Anyone who has children understands the importance of having a home in a sought-after school catchment area.
For those who don't know, school catchment areas are geographical zones within which families must live if they want their kids to enjoy automatic enrolment at a particular academic institution. Those located outside of a catchment area can still apply to join the school, but their place isn't guaranteed and they are likely to end up on a waiting list.
The presence of a well-regarded school can cause local prices to skyrocket within a short period of time.
Unsurprisingly, the better the school, the more popular the homes are in the local catchment area. But what does this mean for property investors? Should buyers take advantage of this trend?
Let's examine some of the potential opportunities and risks of purchasing an investment property in school catchment areas.
Do prices rise in school catchment areas?
Real estate prices inevitably increase in locations where there is high demand for housing but limited supply – and school catchment areas are no exception.
Property solutions website Domain tracks some of the most popular schools across Australia, as well as the dwelling values in the relevant suburb. The results show the presence of a well-regarded school can cause local prices to skyrocket within a short period of time.

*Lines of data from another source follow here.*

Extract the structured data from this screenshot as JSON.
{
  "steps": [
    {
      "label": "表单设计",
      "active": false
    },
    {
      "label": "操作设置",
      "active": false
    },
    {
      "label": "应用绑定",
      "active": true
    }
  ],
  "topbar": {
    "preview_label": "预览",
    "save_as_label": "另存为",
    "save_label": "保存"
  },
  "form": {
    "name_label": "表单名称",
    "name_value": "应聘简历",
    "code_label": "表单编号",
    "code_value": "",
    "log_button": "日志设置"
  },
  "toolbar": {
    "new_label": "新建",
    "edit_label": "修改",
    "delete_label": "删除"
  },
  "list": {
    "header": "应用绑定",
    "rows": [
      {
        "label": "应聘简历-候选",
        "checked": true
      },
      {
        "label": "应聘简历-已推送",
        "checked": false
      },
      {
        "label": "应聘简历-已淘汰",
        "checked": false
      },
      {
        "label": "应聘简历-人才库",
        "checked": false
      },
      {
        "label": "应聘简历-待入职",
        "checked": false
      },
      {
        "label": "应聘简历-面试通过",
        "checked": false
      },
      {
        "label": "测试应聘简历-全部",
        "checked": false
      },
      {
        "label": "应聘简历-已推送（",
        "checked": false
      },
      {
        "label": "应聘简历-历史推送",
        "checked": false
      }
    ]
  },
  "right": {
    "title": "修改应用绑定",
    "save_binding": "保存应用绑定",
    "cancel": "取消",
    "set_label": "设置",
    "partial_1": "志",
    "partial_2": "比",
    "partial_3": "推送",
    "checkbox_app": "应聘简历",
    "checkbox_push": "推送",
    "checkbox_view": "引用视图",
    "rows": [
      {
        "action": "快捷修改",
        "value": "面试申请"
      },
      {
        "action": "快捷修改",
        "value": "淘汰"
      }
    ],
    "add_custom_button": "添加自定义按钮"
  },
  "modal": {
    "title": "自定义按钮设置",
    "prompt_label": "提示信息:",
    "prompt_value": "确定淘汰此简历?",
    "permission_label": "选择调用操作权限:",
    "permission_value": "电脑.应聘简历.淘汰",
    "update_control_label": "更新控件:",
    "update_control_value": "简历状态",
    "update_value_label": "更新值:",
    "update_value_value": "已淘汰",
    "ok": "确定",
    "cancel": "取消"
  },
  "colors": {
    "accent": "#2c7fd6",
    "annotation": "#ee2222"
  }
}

Homes close to primary schools are especially sought after. Domain's figures show that house prices climbed more than 40 per cent in a single year in the hottest locations. For example, the average value of a home near Glen Huntly Primary School in Melbourne jumped from $835,000 in October 2015 to $1.18 million in October last year.
Logan Reserve State School helped local prices in Queensland jump 40 per cent, while owners of property in the Neutral Bay Public School catchment area experienced increases of 31.4 per cent.
Secondary schools didn't have the same impact on property values, but the top 10 growth areas in Australia still achieved price rises of between 18 and 32 per cent. Hunters Hill High School and Rose Bay Secondary College, both in NSW, resulted in year-on-year home value increases of approximately 20 per cent.
Are there any risks?
You could be forgiven for thinking that purchasing an investment property in a school catchment area is a no-brainer based on price rises, but there are a number of other factors you should consider.
Catchment areas change: Schools can choose to alter their catchment areas, and this usually results in a size reduction when the institution is becoming increasingly popular. In other words, a property you buy in a catchment area today could fall outside the boundaries without warning in a few weeks' time. This could have a significant impact on the home's desirability and value.
Prospective buyers should discuss their options with experienced property investment specialists to see whether or not a particular purchase is suitable for their needs.
Schools can decline in quality: An excellent school can see its performance suffer for a number of reasons, which may affect the number of families hoping to purchase nearby. The opposite is also true, however, so a shrewd investment in an area where a school is marked for improvement could be lucrative.
A desirable property is still important: A property's location in a school catchment area isn't enough to guarantee good returns. A one-bedroom apartment isn't going to attract a couple with two children, for example. Homes in poor condition are also less appealing to families.
Ultimately, buying an investment property in a school catchment area can deliver excellent returns. Not only does local real estate typically increase in value, but vacancy rates are often lower and rental income higher due to demand.
However, prospective buyers should discuss their options with experienced property investment specialists to see whether or not a particular purchase is suitable for their needs.
Please contact PI Store today for more information.